The direction of rotation of a wound-rotor induction motor can be reversed. To do this, interchange the connections of any two of the three line leads feeding to the stator wind- ings. Note that both the wound-rotor and the squirrel-cage induction motors are reversed using the same procedure. Reversing the phase sequence of the three-phase input to the stator windings changes the direction of rotation of the magnetic field produced by these windings. Therefore, the direction of rotation of the rotor is reversed. Figure 16–23 shows the connection changes that are required to reverse the direction of rotation. There is no reversal in the direction of rotation of the motor when any of the leads feeding from the slip rings of the speed controller are interchanged.
The stator leads of a three-phase, wound-rotor induction motor are marked T , T , and T . This is the same marking system used with three-phase, squirrel-cage induction motors.
The rotor leads are marked M , M , and M . The M lead connects to the rotor ring nearest the bearing housing. The M lead connects to the middle slip ring, and the M lead connects to the slip ring nearest the rotor windings.
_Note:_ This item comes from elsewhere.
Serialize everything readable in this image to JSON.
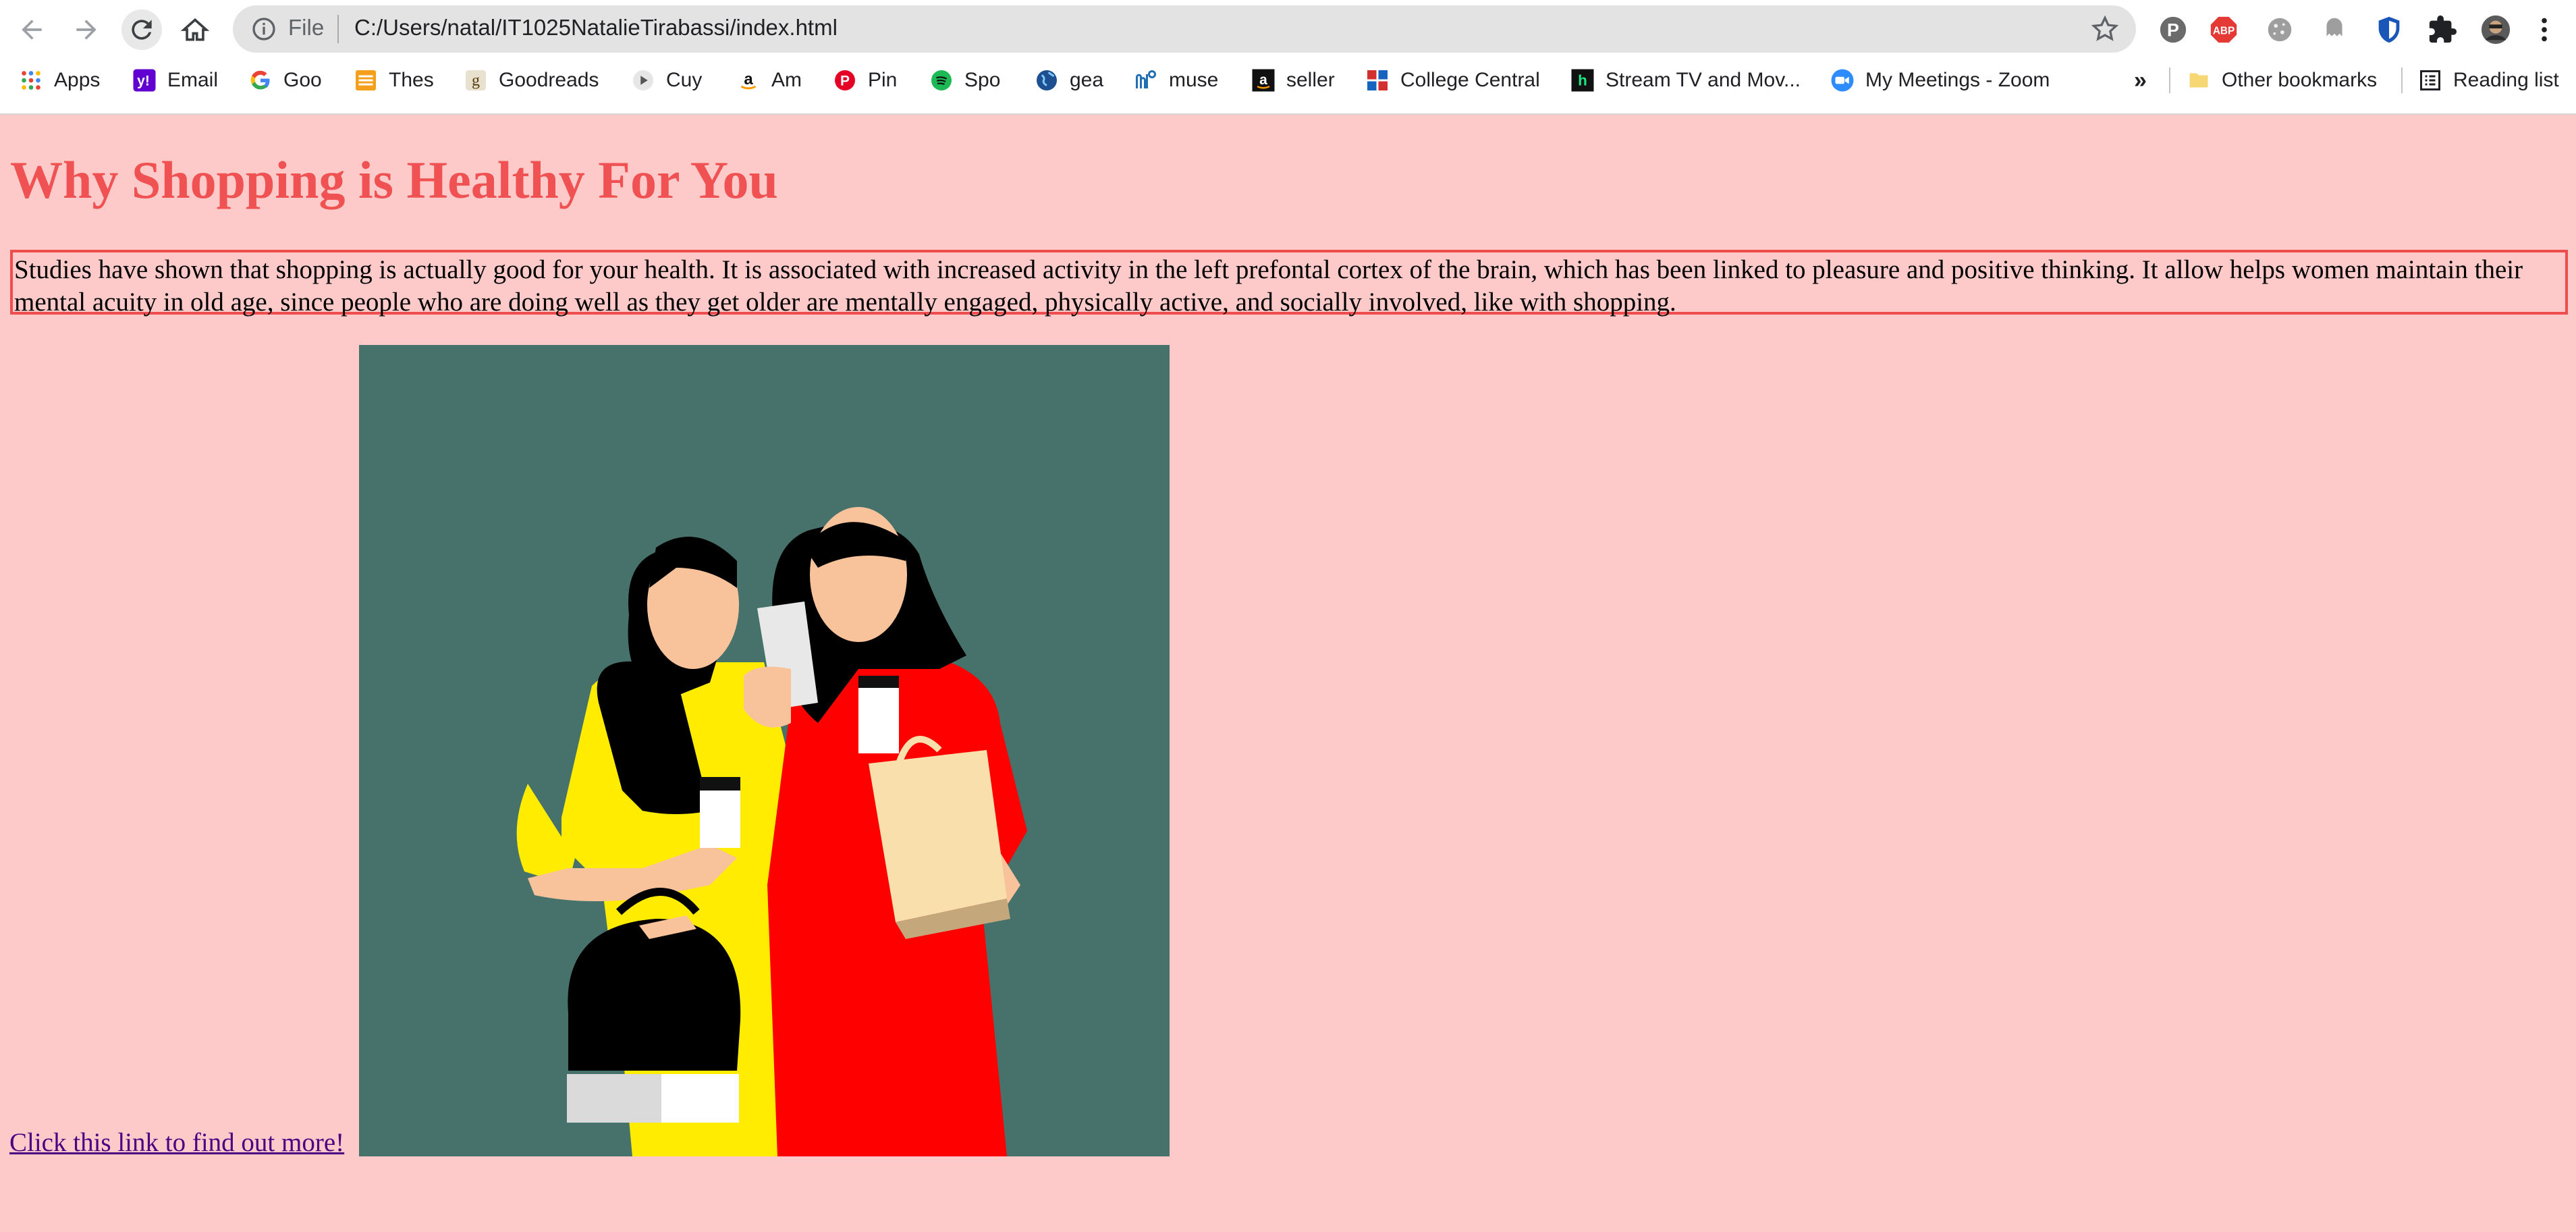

The wound-rotor motor and the squirrel-cage motor have the same percent efficiency, power factor, percent slip, speed, and torque characteristics. This statement is true if the wound-rotor motor is operated from no load to full load with all of the resistance cut out of the rotor circuit. If the motor is operated at or near the rated load while there is resistance in the rotor circuit, there will be I2 R losses in the resistance components of the speed controller. These losses cause a decrease in the motor efficiency. When the motor is operated with resistance in the rotor circuit, there is also a sharp increase in percent slip with an increase in the load. The percent slip must increase to obtain the required increase in the rotor current so that there is a larger value of torque to meet the increased load demands.
If the motor is started with all of the resistance of the speed controller inserted in the rotor circuit, the starting torque will be at a maximum with 100% slip. The starting surge of current to the stator is limited to a relatively low value. The current is low because of the high resistance inserted in the rotor.
The wound-rotor induction motor is used when a strong starting torque and a range of speed control are required. Typical applications for this motor include cranes, large compressors, elevators, and pumps. This type of motor is also used in the heavy-steel industry for applications requiring adjustable speed.